Once I had that position, things slowly fell into place. While it took me two more years to find a permanent place, I did....in that same school. There were other interviews in between...at charter schools, other schools in the district, schools were old friends were working, and places all over the state. I never made it to the second round. But I did find a home in the place that accepted me for my passion...and the place that continues to allow me to explore that passion in my classroom.
This is a very long story to tell you what I need to say, and what I've been wanting to say for months...maybe even a year.
I no longer need this space as an escape from rejection and feeling unworthy. I turned to blogging as a way to find a place to teach...in many ways, I was a teacher without a classroom and being able to write and share my experiences with literature was a way for me to have that experience in the years it took me to find a physical classroom.
I know it to be true that I have changed and grown from who I was over four years ago. I no longer stay at home for days at a time, consumed by words and posts and numbers of pages.
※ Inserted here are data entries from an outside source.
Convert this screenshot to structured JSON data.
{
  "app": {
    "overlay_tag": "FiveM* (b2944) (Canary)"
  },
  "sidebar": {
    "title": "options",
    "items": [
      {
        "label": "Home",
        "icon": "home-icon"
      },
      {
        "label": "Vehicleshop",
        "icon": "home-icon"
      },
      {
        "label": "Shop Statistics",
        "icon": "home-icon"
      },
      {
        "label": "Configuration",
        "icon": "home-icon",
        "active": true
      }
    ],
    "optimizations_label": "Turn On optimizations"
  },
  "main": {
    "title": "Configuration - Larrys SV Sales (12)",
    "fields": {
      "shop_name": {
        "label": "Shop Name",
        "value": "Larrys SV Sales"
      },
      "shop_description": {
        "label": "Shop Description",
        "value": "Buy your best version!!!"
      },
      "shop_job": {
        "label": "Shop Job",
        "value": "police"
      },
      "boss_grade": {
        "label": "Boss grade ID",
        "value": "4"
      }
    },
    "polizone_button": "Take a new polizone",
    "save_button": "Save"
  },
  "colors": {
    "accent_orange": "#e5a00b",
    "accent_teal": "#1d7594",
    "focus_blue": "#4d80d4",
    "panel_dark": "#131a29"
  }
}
Instead, I am consumed by doing a good job in my classroom, teaching my students grammar, writing, history, and the bits of literature that have so inspired me. A student commented a few weeks ago, while I was reading "The Raven" to them, that I "really get into this literature stuff, huh?"
Yes, yes I do.
I think anyone who knows me even a little knows about my passion for language and the emotions it can evoke. I have always been inspired by the words of those who came before me...and in some way, hope that I, too, can make such an impact on the life of another. Where the blog filled that void and need for me previously, teaching does that now. It allows me the freedom to express the power of words and how words can change your life.
I think back to the words that were spoken to me in that first teaching job out of college. I think about the words I don't even remember...the hints that I wasn't the right fit for the job. I also think about those hurtful words that summer, when I was rejected without even a phone call from an administrator to tell me why. Those words hurt me, but they also inspired me. They gave me the courage and motivation to DO something with my life instead of wait. They gave me the inspiration to write about my passion, to grow as a person and a teacher, and to become who I am today.
This has all been a revelation to me over the course of the last few months as I battled what to do about this place on the internet. I needed this place once, for what it was and what I made it. I don't need it anymore.
But I do want it.
And acknowledging what it was and what it once stood for is important. But I need to move on. And in the next few weeks, I am going to transform my little corner of the online world to something I need now. There will still be book discussion (because that, most of all, is what I miss the most-writing about books), but there will also be life discussion.
I hope, that for those of you who read me before, to those of you who read this whole post, and to those of you who find me in the future, know that I am grateful for your eyes, ears, and minds-for letting me in and letting me explore the deepest parts of myself. I hope, that as the days and months and years pass, that I can continue to grow and change into a person I can be proud of.